So, at the Iroquois Nursing Home, I took an overdose and an ambulance was called. The guy in the back of the ambulance demanded some bureaucratic information from me. I was too sick to understand it and so refused to answer. The guy in the back ordered the ambulance to stop on the driveway and said I would not be transported until I answered the question. He would not accept an answer from my Power of Attorney, who had been standing on the sidewalk with the guy. I don’t remember how—or if—that was resolved. The guys in the back of ambulances have many mean ways of extorting information from patients whom they decide—without benefit of a medical degree—are uncooperative, instead of too sick to understand.
In the ambulance, no heroic lifesaving actions were performed; no IV was started; no medications were administered: all the ambulance did was transport me 4.4 miles to Crouse Hospital. Then they sent a bill for $1005.
At Crouse, I am seen in the Emergency Department, evaluated and admitted. Medicare/Medicaid (M/M) pay for my hospitalization for two days, then the medical decision is made that I no longer need acute care, which is what hospitals gets paid for providing, so the medical team transfers me to ALC—Alternate Level of Care. This is all paperwork. Physically I am still in the same bed on the medical/surgical floor. The daily bed cost is $1639.
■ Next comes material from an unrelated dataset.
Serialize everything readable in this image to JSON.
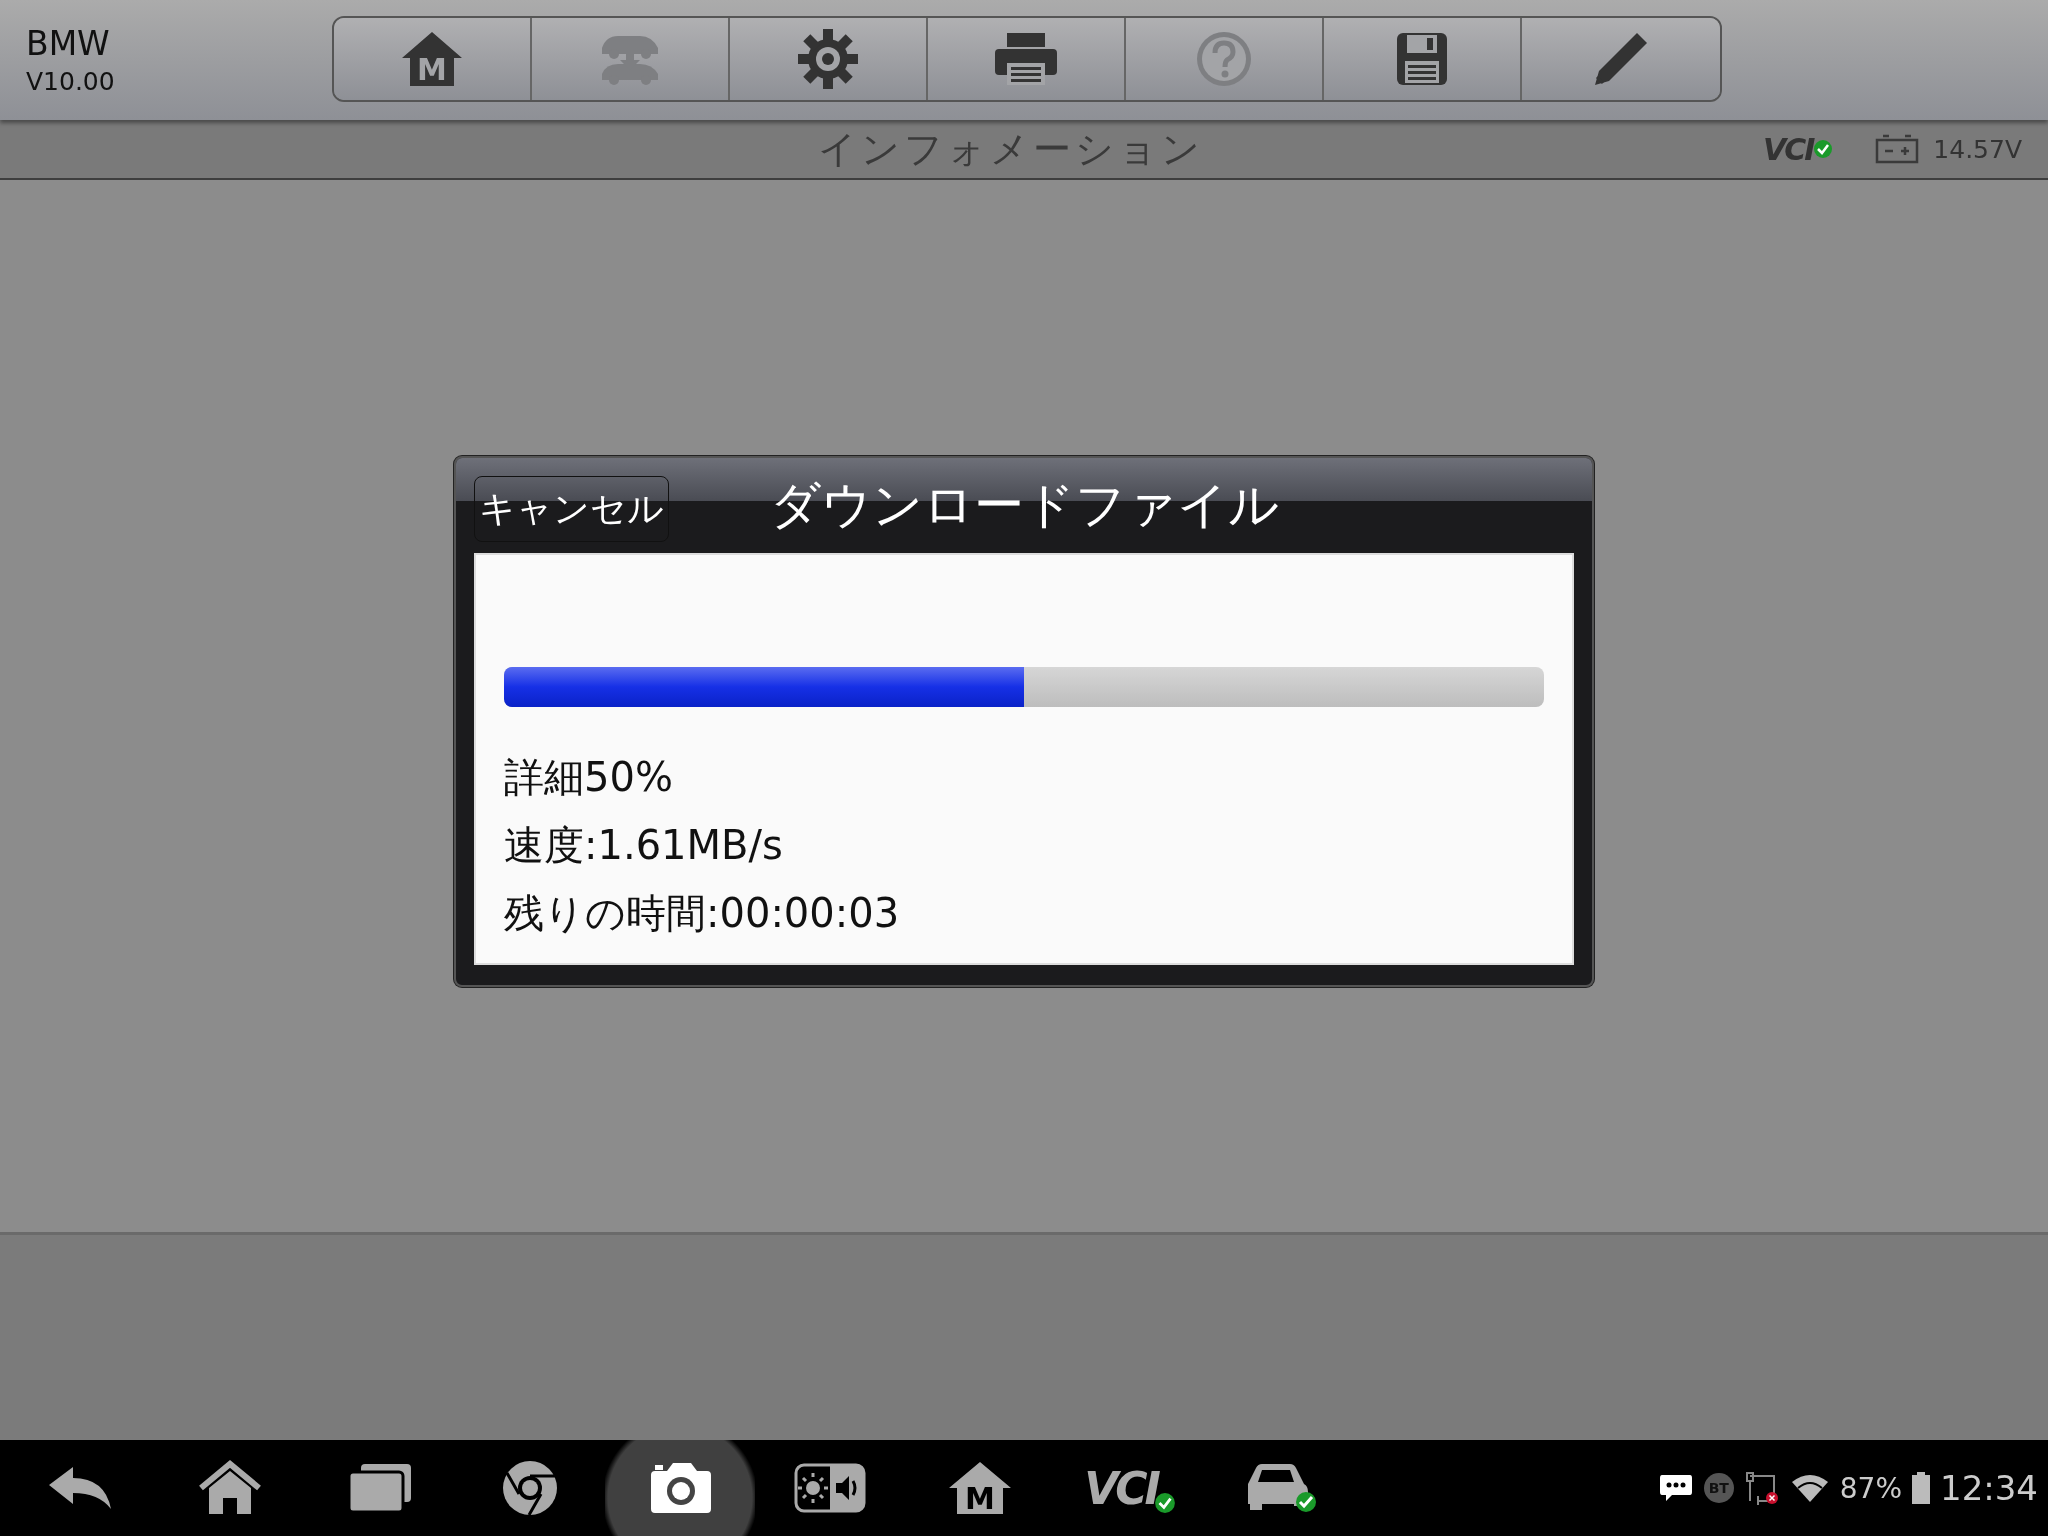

And nobody is paying for it. M/M will pay nothing, or next to nothing, to the hospital for hosting me because I do not need acute care. The reason St. Joseph’s Hospital and Crouse Hospital got together so many years ago, bought land and paid for the building of the Iroquois Nursing Home was so there would be a place for them to send people like me who need skilled nursing care but not acute care.
But that didn’t work out so well, now did it? Dr. Richard Lockwood, medical director of the Iroquois, was upset because he felt that Crouse forced him to accept me as a resident. It was his job; it was what he was supposed to do, but he was arrogant and his ego was not being fed, so he refused to see the patient when she needed pain medication. She/me filed a complaint with the NYS Dept. of Health and we all know how that played out.
So the next problem is that the care on the Iroquois Palliative Care Unit was substandard. How did that happen? I think it was because they hired Sonya Mosher to be the administrator and Sonya is not a nice person; she does not care about people. And apparently she hired the arrogant Dr. Lockwood, who has no compassion or real concern for the people who reside at the Iroquois. Together, Lockwood and Mosher did not care about the human beings entrusted to them.
The residents of the Palliative Care Unit are inarticulate. They cannot tell anyone that they have bedsores, aren’t being fed, and so forth. Also, they probably are being over-medicated to keep them quiet. And the residents have little or nothing in the way of families. What they do have in the way of families doesn’t come to visit often. The families have turned Auntie over to the Iroquois in the expectation that the Iroquois will take proper care of her then they break the bond and abandon Great Uncle Whosits.
The only protection that Auntie and Great Uncle have is the inspectors from the state Dept. of Health (DOH). I don’t know what the problems are from the DOH point of view, but I do know that they are essentially useless. They are Civil Servants—which means they have no initiative—and they do not view Auntie and Great Uncle as loving and lovable people. They view them as code violations and assign them numbers.
The Iroquois has 160 beds, each occupied by the still-breathing remnants of a human being. How is the DOH inspector to examine 160 butts to see if any have unhealed bedsores? How is the DOH inspector to sit at table with 160 people and notice which ones need help feeding and aren’t getting it? So then Annie shows up, coherent and with a laptop computer, and starts sending messages out from Iroquois’ Palliative Care Unit.
It is not possible for inspectors to view 160 residents to see which ones are hurting, so the inspectors have learned to do nothing. When Annie starts sending them messages about, specifically, Cora and Alice, the inspectors do not spring into action. Instead, the Iroquois bullies Annie with threats of HIPAA. I have never heard of a single instance in which HIPAA made things better. What I do know from lots of experience is that agencies and institutions use HIPAA to protect themselves from accountability when they are doing things wrong.